                In A Week in the Fall of Jerusalem, Ben Witherington, a New Testament scholar and professor at Asbury Seminary, imaginatively reconstructs what life was like during the week following the breaching of the walls of Jerusalem. He weaves the two strands together, the Jewish and the Christian, but the focus is on the Christian strand, which still abided in the region, a community that still might have included some of Jesus’ original followers. These would be names that someone familiar with the Gospels would recognize, people like Joanna, Mary and Martha, and Levi.

Wednesday, September 20, 2017

A Time to Pray

The steadfast love of the Lord never ceases,
    his mercies never come to an end;
they are new every morning;
    great is your faithfulness.  [Lam. 3:22-23]

As I was pondering life on a Tuesday evening, thinking about what I might post for Wednesday reading, it seemed appropriate to simply ask you, my readers, to join me in prayer. In recent weeks we have seen Hurricane Harvey and Hurricane Irma hit the Texas, Florida, and the Caribbean, as well as fires in the west. On Tuesday Hurricane Maria, another category 5 storm hit Dominica, a small island nation, where a sister of a member of the church resides with her family, a hurricane that will hit elsewhere in the Caribbean, including Puerto Rico (I have friends with family in Puerto Rico), and then a massive 7.1 earthquake hit the Mexico City area. All of this happens while the UN General Assembly is meeting, at which the President of the United States warned of the possibility of wiping a nation off the map.
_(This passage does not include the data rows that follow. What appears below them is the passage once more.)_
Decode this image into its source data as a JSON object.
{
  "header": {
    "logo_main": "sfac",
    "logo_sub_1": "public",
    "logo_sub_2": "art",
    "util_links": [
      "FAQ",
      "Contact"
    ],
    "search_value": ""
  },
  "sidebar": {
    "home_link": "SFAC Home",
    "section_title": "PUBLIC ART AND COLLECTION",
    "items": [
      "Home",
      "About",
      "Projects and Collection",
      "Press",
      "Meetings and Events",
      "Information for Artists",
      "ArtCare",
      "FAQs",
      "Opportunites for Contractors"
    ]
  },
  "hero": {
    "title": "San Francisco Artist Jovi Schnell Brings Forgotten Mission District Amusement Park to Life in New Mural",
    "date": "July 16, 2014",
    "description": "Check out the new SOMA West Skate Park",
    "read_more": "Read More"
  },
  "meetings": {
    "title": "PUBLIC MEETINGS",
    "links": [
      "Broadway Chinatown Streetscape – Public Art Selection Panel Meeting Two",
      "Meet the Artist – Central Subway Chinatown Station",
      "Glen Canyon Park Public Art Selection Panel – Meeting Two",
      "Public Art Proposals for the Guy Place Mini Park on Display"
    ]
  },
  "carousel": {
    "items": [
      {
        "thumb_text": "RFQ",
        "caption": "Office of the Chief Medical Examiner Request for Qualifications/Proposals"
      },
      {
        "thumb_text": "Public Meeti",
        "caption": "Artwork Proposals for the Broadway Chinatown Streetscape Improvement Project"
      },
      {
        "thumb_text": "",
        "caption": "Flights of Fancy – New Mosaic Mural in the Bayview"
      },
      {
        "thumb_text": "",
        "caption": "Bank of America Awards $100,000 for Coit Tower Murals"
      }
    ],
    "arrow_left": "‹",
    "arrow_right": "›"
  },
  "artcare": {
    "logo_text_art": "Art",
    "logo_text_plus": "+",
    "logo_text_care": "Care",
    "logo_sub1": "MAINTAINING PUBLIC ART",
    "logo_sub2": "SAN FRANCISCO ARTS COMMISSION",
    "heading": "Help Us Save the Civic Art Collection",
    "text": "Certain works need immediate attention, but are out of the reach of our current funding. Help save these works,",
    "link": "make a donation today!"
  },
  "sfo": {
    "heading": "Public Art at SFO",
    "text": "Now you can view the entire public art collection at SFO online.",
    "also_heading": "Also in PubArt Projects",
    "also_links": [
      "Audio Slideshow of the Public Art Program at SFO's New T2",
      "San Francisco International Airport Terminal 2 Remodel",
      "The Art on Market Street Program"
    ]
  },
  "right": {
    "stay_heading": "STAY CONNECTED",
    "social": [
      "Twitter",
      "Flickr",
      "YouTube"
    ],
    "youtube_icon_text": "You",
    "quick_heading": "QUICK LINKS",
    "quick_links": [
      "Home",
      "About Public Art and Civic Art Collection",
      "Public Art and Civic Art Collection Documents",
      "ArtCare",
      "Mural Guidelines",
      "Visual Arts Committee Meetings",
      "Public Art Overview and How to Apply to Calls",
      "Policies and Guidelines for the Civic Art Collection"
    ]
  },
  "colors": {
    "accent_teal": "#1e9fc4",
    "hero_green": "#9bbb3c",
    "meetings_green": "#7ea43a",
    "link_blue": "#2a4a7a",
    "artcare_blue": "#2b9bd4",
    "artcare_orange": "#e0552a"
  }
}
These are sobering times. I do not live in fear. That is not who I am. Indeed, I am by nature an optimistic realist. But, that does not mean I am unconcerned about the state of things. It does not mean I do not care. I simply recognize that there are somethings over which I have no control, though I also understand that there are things I can do to make a difference. One of the things I can do is pray. After all, prayer centers us in God's presence. So, acting in the Spirit, I can pray for peace, healing, hope, resilience, fortitude, good will.  I would invite you to do the same.

In the spirit of the writer of Lamentations, let us come before God, whose love never ceases, and whose faithfulness is great. It is not a controlling love, but a love that invites us to participate in the work of God in the world.

God of peace, 
You are ever faithful to your promises,
You are steadfast in your love.
Even in the midst of great tragedy, you are never far away from us.
We cry out to you, we release our fear, our sense of foreboding.
We commit ourselves to you and to your cause, the realm of God. 
We look at the world, we watch as nature unleashes its destructive force.
We understand that at one level, this is simply nature being nature.
But, we know that we must confess, that we have contributed to at least some of nature's fury.
We seek your forgiveness and your comfort.
We pray for all who are affected by hurricanes, floods, fires, earthquakes, 
famine, war, the threat of war. 
When all seems lost, we come before you, trusting in your steadfast love.